Australasia comes bearing that very sickly minor-key melancholy that the fierce distortion can only do so much to disguise; the sort that comes surging up with anthemic metal choruses and follows post-rock to its most sparse and contemplative comedowns. It’s difficult to embrace such melodic devices that have already seen their powers of emotion wrung by countless bands before – both in the aforementioned metal and post-rock sects – and while the arrangements on Sin4tr4 are undoubtedly neat for those thickly woven guitar blankets, this reviewer found themselves somewhat numb to their poignancy for the most part.
But some interesting ideas leap out of the darkness as the 22-minute EP enters its mid-section. One suspects that Australasia is the work of a solo project, and thus comes unbounded from the constraints that sometimes arise through group compromise. The album flits very effectively between soft guitar work and fierce riff-driven battering rams, and even finds its making some striking turns into electronica (even fronted by an appropriately syrupy female vocal) and Mogwai-style downtime.

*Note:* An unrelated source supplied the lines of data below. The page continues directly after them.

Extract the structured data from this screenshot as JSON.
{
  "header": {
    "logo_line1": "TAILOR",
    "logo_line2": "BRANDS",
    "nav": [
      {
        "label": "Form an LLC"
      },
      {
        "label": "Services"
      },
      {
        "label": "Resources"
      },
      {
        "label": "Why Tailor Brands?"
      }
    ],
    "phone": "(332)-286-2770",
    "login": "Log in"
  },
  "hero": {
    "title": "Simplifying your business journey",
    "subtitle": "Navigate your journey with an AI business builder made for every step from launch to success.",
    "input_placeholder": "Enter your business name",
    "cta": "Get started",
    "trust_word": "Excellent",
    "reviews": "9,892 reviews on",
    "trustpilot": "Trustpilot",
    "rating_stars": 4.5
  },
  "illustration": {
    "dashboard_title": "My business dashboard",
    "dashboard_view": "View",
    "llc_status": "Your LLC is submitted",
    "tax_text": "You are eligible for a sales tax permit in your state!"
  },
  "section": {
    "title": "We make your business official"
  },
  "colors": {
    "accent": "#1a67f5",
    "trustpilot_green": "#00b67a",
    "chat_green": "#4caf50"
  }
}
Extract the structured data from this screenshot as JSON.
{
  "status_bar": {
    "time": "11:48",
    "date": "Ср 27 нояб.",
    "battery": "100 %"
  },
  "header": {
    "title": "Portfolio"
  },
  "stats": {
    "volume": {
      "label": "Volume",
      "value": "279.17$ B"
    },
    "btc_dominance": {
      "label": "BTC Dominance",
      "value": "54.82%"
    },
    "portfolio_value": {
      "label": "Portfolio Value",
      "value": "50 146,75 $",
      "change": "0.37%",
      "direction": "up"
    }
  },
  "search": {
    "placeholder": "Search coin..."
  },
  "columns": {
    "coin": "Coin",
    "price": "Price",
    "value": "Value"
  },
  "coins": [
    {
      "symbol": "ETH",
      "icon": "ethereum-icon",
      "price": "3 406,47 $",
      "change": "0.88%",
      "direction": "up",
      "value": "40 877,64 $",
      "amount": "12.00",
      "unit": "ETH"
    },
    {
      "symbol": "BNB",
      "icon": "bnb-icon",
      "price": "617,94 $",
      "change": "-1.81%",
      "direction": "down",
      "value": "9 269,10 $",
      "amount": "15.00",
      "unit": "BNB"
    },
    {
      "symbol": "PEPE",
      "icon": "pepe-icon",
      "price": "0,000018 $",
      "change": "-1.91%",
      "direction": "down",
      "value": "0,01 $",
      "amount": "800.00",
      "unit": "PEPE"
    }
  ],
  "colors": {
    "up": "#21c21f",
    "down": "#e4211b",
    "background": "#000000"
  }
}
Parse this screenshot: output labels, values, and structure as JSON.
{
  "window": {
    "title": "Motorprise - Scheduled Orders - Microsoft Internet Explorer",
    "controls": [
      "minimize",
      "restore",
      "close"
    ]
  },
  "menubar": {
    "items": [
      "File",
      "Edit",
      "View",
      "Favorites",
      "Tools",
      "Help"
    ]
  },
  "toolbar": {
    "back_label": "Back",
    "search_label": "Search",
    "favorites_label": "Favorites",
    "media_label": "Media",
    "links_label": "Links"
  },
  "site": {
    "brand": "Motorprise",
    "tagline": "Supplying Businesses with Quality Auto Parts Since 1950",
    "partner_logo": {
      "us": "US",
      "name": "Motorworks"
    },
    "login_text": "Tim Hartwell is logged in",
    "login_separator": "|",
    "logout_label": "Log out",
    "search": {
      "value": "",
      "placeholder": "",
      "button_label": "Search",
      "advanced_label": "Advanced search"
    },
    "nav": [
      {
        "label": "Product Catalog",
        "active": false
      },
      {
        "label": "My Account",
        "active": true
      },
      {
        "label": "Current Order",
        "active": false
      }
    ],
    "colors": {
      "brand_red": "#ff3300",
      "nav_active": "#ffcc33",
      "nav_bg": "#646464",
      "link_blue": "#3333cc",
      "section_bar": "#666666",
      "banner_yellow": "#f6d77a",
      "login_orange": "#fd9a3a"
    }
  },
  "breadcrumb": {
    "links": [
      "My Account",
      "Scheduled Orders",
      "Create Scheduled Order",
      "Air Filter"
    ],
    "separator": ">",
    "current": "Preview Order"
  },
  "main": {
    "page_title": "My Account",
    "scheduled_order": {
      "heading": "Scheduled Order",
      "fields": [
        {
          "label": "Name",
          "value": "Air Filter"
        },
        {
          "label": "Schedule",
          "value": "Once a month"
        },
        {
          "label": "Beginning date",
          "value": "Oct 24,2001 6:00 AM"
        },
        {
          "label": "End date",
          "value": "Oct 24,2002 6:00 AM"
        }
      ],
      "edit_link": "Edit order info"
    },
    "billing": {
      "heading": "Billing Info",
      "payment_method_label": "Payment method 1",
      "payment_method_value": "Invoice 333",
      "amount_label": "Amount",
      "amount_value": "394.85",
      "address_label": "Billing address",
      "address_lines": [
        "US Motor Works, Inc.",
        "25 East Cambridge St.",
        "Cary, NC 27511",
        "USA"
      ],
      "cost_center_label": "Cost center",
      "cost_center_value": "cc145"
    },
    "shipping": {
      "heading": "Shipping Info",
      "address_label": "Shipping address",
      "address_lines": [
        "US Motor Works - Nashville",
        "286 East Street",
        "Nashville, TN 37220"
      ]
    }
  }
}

While Sin4tr4 may be devoid of production polish – arguably a point of charm rather than criticism – this has no hindrance on the grandeur and genre-hopping innovation within its intent.